And here is one you may not know about. In the mid-1950s, the Sox passed on signing Billy Williams, aka "Sweet Swingin' Billy", also known today as the Hall of Fame outfielder who played for the Chicago Cubs from 1959-1974. And why? Well, we all know that by now, don't we?
And for each one, for each ignorant decision, there were two constants: Tom Yawkey and Joe Cronin.
Imagine a Boston team in 1946 that, instead of having a reprobate like Pinky Higgins at third, had a young Jackie Robinson.
Imagine a Boston team in 1951 that had Robinson, Doerr and Vern Stephens in the infield with Williams and Mays and Dom DiMaggio in the outfield.
Imagine a Boston team in 1967 that had the iconic Mays in the outfield along with the exciting, in-their-prime duo of Billy Williams and Carl Yastrzemski, and Reggie Smith coming off the bench.
All of this was possible...no, probable.

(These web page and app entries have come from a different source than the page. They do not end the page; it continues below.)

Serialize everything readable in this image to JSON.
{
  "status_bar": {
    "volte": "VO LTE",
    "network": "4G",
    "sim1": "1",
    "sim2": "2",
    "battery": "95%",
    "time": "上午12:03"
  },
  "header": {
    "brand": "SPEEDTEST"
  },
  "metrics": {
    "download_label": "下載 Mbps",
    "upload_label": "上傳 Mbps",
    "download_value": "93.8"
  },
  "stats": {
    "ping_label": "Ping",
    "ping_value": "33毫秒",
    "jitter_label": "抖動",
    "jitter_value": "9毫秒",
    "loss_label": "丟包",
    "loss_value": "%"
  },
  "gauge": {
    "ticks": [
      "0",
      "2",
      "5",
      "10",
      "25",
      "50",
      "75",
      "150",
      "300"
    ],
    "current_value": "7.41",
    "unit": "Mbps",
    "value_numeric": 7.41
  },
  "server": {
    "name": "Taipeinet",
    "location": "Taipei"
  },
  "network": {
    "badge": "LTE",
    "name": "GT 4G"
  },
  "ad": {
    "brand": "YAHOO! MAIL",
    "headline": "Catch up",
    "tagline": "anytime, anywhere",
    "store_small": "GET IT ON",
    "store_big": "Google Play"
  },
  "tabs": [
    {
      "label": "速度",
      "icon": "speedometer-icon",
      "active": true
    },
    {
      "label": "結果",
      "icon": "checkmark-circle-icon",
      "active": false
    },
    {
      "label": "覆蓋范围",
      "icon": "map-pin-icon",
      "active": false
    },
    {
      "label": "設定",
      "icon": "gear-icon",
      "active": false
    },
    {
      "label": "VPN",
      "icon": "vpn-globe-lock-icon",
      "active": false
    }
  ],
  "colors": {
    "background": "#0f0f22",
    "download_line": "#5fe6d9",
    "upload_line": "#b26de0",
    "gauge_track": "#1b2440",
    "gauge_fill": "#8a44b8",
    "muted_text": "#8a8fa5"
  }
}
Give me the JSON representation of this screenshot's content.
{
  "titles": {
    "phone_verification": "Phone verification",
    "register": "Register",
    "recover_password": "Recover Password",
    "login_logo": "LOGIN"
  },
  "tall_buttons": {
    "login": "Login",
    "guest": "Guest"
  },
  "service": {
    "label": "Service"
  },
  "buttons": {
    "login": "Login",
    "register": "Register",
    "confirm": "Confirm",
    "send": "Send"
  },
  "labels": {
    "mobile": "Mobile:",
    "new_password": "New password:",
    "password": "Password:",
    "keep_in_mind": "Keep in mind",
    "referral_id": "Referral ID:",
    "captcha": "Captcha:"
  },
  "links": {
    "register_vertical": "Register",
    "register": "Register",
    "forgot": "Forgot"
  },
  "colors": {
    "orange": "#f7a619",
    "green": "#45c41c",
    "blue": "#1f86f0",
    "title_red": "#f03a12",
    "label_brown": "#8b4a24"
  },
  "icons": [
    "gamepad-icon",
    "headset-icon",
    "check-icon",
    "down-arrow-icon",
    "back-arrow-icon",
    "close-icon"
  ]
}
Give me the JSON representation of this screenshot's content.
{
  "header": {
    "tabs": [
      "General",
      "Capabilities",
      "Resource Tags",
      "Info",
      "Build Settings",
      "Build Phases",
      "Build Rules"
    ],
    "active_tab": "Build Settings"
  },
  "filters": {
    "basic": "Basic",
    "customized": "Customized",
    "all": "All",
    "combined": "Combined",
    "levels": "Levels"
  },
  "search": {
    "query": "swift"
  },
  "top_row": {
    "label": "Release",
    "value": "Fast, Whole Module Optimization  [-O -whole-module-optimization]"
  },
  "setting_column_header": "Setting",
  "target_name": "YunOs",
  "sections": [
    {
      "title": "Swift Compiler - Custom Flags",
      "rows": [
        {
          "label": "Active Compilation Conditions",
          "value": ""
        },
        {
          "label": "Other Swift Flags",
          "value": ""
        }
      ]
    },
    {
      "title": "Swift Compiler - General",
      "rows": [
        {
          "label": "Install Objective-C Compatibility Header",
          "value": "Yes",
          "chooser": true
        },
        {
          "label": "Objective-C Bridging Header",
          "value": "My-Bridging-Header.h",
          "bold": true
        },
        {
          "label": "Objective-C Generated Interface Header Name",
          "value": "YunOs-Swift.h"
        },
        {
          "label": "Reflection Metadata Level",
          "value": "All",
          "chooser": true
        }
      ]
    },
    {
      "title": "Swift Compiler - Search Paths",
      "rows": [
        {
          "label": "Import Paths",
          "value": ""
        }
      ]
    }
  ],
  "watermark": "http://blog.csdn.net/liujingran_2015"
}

There was no reason all of this couldn't have happened, except for the fact that Cronin and Yawkey didn't like black people.
So why do we honor two men that did more damage to this team than Harry Frazee ever did? Why is a street named after Yawkey while Cronin's "4" hangs in a place of honor? They combined to mismanage and hold back this franchise for over 40 years. Yawkey finally gave in on African-American players because he had no choice in the matter. Not that he didn't still try to move them along now and again.* Rice's best move ever was joining the Sox when Yawkey was only a year away from kicking the bucket.
Solving the Yawkey issue is easy; just say the street is named after his wife. Jean Yawkey was a committed philanthropist to many charities and organizations, including the Jackie Robinson Scholarship Program.
But Cronin...I know we get into a dicey area here. You could look at a racist like Ty Cobb who is honored in Detroit and say "Well, should they pull him down?" But the difference there is that Cobb's racism, abhorrent as it is, didn't affect the team. Perhaps it may have if Cobb had played in the 40s and 50s. But it didn't. But Cronin's racism did affect the team in many negative ways. Hell, the Sox didn't employ a single African-American in any capacity in the late 1950s!
I know that the HoF is based on the numbers you put up and that something like your views on race doesn't play a role (again, look at Cobb). But to retire someone's number...if they were a manager and GM as well, shouldn't their decisions in that arena count as well? I think they should.
And with that in mind, I think the Red Sox should revoke the retirement of Cronin's number. His racist views were a negative impact on this team for almost two decades. He cost the Red Sox some of the greatest men to ever play the game. How can you honor a man like that by retiring his number?
This isn't a rant to just single out the Sox. Other teams suffered from the taint of racism as well. Bryant's book points out the negative effect racism played in the Yankees organization, in particular the effect George Weiss had on the team. It was only their deep farm system that mitigated the effects until 1964, at which point the Yankees wouldn't see the playoffs again until 1976.
But that is for Yankee fans to deal with. My concern is that the Red Sox honor a man who has no right to be honored. If there is justice in this world, then the day will come when Cronin's number is no longer on the wall.
* Yes, I am referring to Reggie Smith getting traded in 1973. Because why else would you move a two-time All-Star who just came off a season where he hit .303 and belted 21 homers?